His comments about letting him down are Bull! You are giving notice and have nothing to feel guilty for.

I would write to the LL and tell him that you will be issuing 1 months notice to leave and you expect your deposit back in full. State that the deposit is between you and him and if you do not get your deposit back you will be taking him to court.

westminster
14-10-2009, 17:01 PM
The LL mean while stated that he wanted a new deposit from me after 6 months and to sign a new agreement. I couldn't afford this & tried hard to find the money. From looking online I found that my current contract was still valid and there was no need for me to do anything.
I assume you mean that the six month fixed term expired and you're now on a periodic tenancy? As you discovered, you don't need to sign a new agreement. And you do not have to pay another deposit. That's complete nonsense.


I am moving into a friends house at the end of November. I have no address of the LL just an email and mobile number so I sent them an email asking for his address so I could serve notice and that I would require the return of the deposit. At the same time I decided to contact the LA & see if they would reply. They did, giving me the LL's address and saying that they hold my deposit. That got me thinking :mad:
Well, at least the deposit hasn't simply disappeared. It's just possible they did protect it but failed to provide you with details. ASK THEM!

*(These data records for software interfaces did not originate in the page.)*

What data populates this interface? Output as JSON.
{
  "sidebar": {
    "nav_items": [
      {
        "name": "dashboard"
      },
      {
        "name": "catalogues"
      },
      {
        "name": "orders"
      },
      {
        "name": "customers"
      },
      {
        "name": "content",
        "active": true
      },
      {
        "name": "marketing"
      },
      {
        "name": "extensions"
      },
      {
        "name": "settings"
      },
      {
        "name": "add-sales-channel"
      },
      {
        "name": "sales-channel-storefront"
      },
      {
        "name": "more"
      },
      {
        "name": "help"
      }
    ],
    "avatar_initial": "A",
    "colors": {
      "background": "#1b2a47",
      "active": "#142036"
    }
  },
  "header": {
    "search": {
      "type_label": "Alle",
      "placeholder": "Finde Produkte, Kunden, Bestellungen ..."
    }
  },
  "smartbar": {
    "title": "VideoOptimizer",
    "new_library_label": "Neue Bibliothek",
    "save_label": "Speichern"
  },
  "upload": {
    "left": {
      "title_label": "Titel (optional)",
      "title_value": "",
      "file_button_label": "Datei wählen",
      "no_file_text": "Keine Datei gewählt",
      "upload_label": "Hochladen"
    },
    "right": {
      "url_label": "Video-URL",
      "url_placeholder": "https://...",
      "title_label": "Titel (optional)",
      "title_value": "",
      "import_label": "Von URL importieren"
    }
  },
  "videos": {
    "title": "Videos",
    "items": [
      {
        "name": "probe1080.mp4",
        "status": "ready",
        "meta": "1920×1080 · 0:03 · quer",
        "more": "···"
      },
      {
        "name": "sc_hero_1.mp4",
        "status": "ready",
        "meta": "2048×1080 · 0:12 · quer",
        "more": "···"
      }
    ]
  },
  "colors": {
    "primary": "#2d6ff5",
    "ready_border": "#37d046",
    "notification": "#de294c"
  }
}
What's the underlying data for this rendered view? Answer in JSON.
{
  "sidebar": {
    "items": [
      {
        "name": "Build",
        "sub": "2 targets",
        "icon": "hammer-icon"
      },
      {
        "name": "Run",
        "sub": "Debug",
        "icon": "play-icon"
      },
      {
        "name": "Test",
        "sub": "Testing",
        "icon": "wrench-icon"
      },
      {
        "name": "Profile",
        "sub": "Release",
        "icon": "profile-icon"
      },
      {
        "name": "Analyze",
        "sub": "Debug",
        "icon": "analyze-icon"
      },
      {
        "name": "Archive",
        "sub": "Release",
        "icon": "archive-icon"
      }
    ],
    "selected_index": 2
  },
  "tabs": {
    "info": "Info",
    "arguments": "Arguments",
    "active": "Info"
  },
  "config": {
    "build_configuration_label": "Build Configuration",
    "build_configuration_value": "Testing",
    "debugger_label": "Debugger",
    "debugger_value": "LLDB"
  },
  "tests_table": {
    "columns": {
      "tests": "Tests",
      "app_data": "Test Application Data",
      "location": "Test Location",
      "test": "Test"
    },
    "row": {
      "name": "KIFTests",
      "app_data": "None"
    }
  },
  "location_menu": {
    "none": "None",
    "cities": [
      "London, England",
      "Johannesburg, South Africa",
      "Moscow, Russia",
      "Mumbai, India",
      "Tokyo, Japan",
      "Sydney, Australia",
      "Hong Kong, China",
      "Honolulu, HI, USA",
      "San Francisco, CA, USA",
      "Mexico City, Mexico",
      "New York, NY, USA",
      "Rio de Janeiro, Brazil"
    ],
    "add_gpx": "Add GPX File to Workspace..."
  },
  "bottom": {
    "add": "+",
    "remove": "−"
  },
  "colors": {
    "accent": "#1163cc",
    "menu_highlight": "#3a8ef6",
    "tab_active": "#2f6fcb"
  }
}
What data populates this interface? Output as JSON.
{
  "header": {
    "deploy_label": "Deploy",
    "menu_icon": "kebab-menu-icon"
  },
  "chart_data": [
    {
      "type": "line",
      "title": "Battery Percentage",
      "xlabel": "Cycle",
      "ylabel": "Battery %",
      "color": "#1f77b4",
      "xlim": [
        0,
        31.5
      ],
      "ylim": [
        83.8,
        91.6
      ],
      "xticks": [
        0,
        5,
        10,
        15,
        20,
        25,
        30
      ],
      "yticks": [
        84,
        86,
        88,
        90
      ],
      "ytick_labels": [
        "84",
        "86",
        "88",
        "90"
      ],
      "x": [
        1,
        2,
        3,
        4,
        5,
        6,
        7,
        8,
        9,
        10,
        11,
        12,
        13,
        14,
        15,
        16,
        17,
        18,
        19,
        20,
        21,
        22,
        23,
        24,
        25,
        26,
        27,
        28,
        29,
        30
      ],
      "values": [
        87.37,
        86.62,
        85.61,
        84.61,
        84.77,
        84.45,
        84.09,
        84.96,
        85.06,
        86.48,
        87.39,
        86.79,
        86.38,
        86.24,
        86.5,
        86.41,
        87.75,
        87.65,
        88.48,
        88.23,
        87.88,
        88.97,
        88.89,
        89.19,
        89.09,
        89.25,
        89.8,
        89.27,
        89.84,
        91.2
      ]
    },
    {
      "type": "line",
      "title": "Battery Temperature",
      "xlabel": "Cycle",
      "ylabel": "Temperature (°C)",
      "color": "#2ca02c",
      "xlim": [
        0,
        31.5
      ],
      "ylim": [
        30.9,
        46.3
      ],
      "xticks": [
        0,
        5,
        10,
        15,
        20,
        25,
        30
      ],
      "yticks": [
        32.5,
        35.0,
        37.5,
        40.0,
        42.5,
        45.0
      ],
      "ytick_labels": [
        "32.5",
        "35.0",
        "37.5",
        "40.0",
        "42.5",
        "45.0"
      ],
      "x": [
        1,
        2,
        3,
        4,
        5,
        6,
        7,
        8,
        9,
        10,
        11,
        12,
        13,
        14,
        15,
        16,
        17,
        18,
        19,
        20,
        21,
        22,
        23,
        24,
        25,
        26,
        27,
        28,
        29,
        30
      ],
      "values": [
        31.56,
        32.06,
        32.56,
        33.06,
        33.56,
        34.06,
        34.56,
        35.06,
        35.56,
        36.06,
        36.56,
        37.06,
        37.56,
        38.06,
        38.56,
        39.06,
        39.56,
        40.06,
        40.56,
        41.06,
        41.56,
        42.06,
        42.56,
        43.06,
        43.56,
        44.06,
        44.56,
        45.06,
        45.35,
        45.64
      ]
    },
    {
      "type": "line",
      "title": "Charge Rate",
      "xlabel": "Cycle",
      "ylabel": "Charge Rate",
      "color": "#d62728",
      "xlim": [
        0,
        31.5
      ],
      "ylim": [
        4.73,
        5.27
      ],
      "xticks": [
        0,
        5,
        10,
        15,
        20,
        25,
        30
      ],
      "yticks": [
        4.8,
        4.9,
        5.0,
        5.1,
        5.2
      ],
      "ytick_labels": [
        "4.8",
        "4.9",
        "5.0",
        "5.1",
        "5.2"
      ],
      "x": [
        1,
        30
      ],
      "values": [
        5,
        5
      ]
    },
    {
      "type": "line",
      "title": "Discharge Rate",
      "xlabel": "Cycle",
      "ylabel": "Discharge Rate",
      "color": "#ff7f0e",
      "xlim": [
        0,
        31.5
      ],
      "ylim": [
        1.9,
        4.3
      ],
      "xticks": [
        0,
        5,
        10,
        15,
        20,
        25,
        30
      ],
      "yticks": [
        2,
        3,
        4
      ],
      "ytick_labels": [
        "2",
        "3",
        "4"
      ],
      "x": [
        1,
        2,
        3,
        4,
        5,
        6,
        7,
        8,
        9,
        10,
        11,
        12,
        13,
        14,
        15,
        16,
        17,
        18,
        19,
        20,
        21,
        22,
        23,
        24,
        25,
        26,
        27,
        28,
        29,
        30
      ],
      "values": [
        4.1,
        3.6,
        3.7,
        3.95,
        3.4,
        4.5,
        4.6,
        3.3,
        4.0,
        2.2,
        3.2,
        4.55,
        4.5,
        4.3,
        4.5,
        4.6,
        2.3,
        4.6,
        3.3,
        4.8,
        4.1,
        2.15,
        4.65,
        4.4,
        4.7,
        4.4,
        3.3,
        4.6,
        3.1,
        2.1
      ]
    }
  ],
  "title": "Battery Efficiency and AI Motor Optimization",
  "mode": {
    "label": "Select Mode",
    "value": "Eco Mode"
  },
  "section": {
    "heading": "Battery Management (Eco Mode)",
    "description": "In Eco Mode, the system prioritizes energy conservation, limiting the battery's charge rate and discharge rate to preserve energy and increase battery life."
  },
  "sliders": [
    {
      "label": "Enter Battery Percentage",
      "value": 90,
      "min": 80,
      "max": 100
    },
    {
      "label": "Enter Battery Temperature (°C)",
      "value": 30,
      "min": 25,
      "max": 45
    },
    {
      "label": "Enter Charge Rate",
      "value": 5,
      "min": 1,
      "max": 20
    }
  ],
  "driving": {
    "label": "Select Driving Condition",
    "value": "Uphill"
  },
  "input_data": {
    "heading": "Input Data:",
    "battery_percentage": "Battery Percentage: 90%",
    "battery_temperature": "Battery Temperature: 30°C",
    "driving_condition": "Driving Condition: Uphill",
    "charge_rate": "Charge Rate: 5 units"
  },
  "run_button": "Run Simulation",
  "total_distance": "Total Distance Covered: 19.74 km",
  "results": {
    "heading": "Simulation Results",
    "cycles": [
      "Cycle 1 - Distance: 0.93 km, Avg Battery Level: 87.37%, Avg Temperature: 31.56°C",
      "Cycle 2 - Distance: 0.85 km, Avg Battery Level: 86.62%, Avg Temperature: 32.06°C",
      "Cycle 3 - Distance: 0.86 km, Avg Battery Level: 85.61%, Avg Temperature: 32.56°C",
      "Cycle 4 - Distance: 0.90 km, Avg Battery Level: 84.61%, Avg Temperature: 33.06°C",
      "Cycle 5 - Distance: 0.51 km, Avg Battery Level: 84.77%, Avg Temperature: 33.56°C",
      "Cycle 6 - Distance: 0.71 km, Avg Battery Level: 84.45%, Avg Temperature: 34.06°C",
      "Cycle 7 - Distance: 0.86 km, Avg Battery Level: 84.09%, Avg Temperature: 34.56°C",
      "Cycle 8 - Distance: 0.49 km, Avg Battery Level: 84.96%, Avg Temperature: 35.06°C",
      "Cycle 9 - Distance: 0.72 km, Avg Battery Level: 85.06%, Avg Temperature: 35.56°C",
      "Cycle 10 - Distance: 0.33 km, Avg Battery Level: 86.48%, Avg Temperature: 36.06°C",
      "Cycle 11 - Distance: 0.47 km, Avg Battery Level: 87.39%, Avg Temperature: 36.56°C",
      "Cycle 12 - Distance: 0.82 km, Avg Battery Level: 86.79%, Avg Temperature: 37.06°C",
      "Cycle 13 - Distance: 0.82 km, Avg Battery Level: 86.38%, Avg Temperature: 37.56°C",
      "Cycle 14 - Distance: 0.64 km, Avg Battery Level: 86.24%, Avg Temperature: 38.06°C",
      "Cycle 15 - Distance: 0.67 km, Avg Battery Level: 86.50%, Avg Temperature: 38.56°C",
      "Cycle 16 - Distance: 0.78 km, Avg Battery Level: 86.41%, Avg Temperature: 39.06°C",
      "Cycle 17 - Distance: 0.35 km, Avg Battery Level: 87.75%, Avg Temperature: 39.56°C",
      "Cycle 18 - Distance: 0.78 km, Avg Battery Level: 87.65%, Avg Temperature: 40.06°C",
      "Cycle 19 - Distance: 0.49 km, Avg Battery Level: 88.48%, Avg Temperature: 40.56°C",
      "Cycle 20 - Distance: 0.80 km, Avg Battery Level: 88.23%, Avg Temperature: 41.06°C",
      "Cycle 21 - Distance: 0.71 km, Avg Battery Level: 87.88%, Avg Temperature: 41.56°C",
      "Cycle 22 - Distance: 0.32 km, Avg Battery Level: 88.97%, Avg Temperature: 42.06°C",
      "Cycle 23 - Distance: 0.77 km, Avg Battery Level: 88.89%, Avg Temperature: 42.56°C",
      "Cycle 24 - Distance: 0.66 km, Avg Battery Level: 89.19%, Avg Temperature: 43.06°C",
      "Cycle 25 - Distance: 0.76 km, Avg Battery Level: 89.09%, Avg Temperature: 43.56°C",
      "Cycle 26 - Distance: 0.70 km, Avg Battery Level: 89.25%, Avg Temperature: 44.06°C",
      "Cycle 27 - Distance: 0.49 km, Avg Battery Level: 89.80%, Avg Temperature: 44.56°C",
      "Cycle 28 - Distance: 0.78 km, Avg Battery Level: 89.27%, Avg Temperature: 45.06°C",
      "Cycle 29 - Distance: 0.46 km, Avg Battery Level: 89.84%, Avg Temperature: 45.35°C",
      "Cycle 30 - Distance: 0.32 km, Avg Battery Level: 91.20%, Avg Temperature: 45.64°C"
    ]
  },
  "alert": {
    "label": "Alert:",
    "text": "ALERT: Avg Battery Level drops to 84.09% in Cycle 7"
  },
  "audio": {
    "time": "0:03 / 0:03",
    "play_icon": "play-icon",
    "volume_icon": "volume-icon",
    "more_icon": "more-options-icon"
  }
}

Judging by the LL's complete ignorance of the law (and general weirdo-ness) I wonder if his claim that the agent hadn't "passed on any money" is the real story. What may have happened is the LL didn't understand that the agent would deduct their fees from the first month's rent (possibly meaning no money was due to the LL), and put the deposit in their client bank account (not unusual when the agent is registered with an insurance based scheme).

N.B. LL is legally obliged to provide an address for serving notices; no rent is due until he does (but you have to pay all arrears once it is provided). Was there nothing in the tenancy agreement? That's the usual way of providing the address for serving notices.


I also received a reply from the LL
I am absolutely devastated that you would do this to us after all we have done for you.
Allowing you to stay in the flat without a deposit. I thought we could trust you.
I think you'll find that it was you who paid the deposit and was given a receipt?
We were not a part of that transaction so therefore would not have means to recover the funds.
Also as you fully well know, the company is untouchable and therefore we are left in the lurch.

How much notice are you planning on serving?

Am I to assume you will not be paying this months rent?
More complete nonsense. "Devastated" that a T is moving out?! And LL could sue the agent if he owes him money.


What should I be doing? Can anyone point me in the direction of documents I can send to my LL? I don't care about the deposit not being protected, I'm leaving anyways.
Make sure you have served the proper notice. You have to give at least one month (if you pay rent monthly), in writing, and it must expire at the end of a rental period. The rental periods run from the day after the fixed term expired, e.g. if your fixed term expired on 20th July, then the rental periods run 21st - 20th of the month, so your notice would have to end on the 20th of the month. Send the notice with proof of postage and keep a copy.

There is absolutely nothing else you have to send to the LL.

If LL fails to return the deposit (sounds very likely) then send a letter giving a deadline, then issue a claim against the LL using Money Claim Online. You don't sue the agent, as the agent was acting on behalf of the LL. All you need is a receipt for the deposit, a copy of the tenancy agreement, and proof you gave correct notice to leave, and you'll win the claim.

Or, you could just do as previous poster suggests, and withhold the last month's rent - though I don't generally recommend this as firstly you risk a bad reference (maybe doesn't matter in the circumstances...), and secondly it's a breach of your contract. Find out the situation from the agent first before even considering this.

Mrs Jones
14-10-2009, 21:39 PM
Surely LA has told T that they hold T's deposit. Why cannot T claim deposit from LA? Save a lot of bother!